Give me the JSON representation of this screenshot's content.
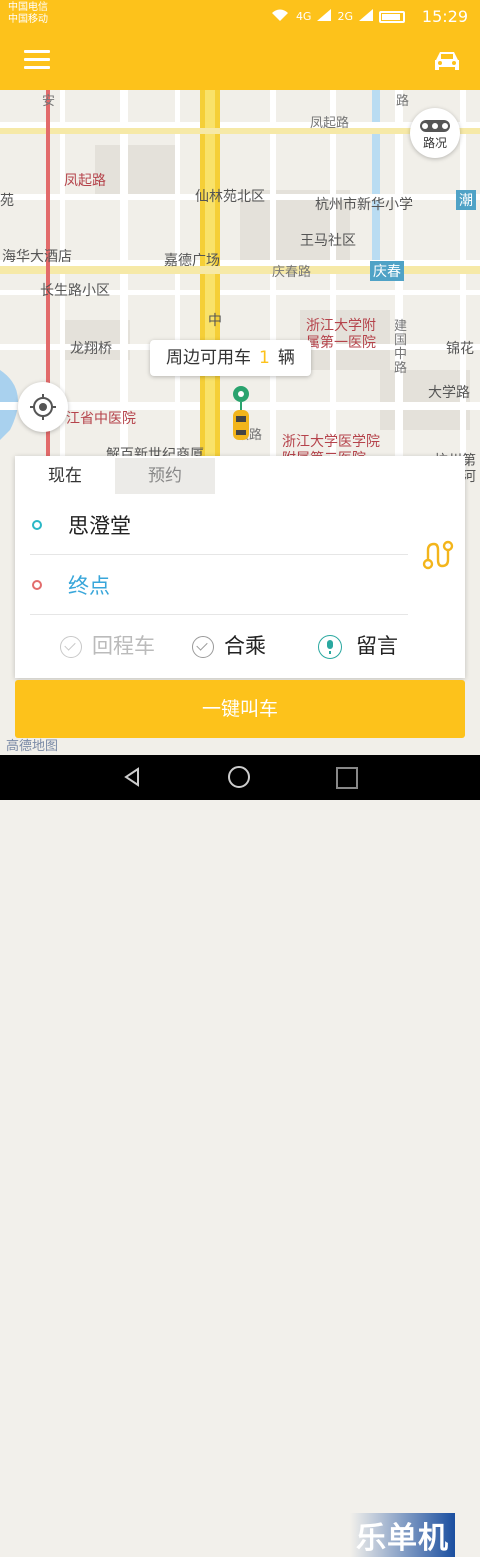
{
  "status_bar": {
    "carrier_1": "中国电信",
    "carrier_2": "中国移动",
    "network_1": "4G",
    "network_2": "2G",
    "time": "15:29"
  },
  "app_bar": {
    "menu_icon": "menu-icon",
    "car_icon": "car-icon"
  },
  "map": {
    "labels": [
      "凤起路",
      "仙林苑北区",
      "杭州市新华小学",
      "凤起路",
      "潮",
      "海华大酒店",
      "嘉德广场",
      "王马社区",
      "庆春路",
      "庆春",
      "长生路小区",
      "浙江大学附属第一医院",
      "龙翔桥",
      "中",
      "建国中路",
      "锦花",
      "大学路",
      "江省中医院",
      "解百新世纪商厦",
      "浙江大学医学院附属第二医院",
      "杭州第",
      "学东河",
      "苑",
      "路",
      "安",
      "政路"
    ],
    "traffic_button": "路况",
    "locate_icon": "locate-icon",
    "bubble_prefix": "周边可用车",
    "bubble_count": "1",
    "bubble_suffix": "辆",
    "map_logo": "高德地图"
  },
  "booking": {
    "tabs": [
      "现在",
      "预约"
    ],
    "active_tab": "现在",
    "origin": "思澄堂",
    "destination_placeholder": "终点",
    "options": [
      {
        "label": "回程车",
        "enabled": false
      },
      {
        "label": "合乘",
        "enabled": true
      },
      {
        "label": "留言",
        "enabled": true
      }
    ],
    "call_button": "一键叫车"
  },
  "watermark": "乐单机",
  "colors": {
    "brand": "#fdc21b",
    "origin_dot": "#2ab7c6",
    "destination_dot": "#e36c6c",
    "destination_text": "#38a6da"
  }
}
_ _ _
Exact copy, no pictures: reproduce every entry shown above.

Give me the JSON representation of this screenshot's content.
{
  "status_bar": {
    "carrier_1": "中国电信",
    "carrier_2": "中国移动",
    "network_1": "4G",
    "network_2": "2G",
    "time": "15:29"
  },
  "app_bar": {
    "menu_icon": "menu-icon",
    "car_icon": "car-icon"
  },
  "map": {
    "labels": [
      "凤起路",
      "仙林苑北区",
      "杭州市新华小学",
      "凤起路",
      "潮",
      "海华大酒店",
      "嘉德广场",
      "王马社区",
      "庆春路",
      "庆春",
      "长生路小区",
      "浙江大学附属第一医院",
      "龙翔桥",
      "中",
      "建国中路",
      "锦花",
      "大学路",
      "江省中医院",
      "解百新世纪商厦",
      "浙江大学医学院附属第二医院",
      "杭州第",
      "学东河",
      "苑",
      "路",
      "安",
      "政路"
    ],
    "traffic_button": "路况",
    "locate_icon": "locate-icon",
    "bubble_prefix": "周边可用车",
    "bubble_count": "1",
    "bubble_suffix": "辆",
    "map_logo": "高德地图"
  },
  "booking": {
    "tabs": [
      "现在",
      "预约"
    ],
    "active_tab": "现在",
    "origin": "思澄堂",
    "destination_placeholder": "终点",
    "options": [
      {
        "label": "回程车",
        "enabled": false
      },
      {
        "label": "合乘",
        "enabled": true
      },
      {
        "label": "留言",
        "enabled": true
      }
    ],
    "call_button": "一键叫车"
  },
  "watermark": "乐单机",
  "colors": {
    "brand": "#fdc21b",
    "origin_dot": "#2ab7c6",
    "destination_dot": "#e36c6c",
    "destination_text": "#38a6da"
  }
}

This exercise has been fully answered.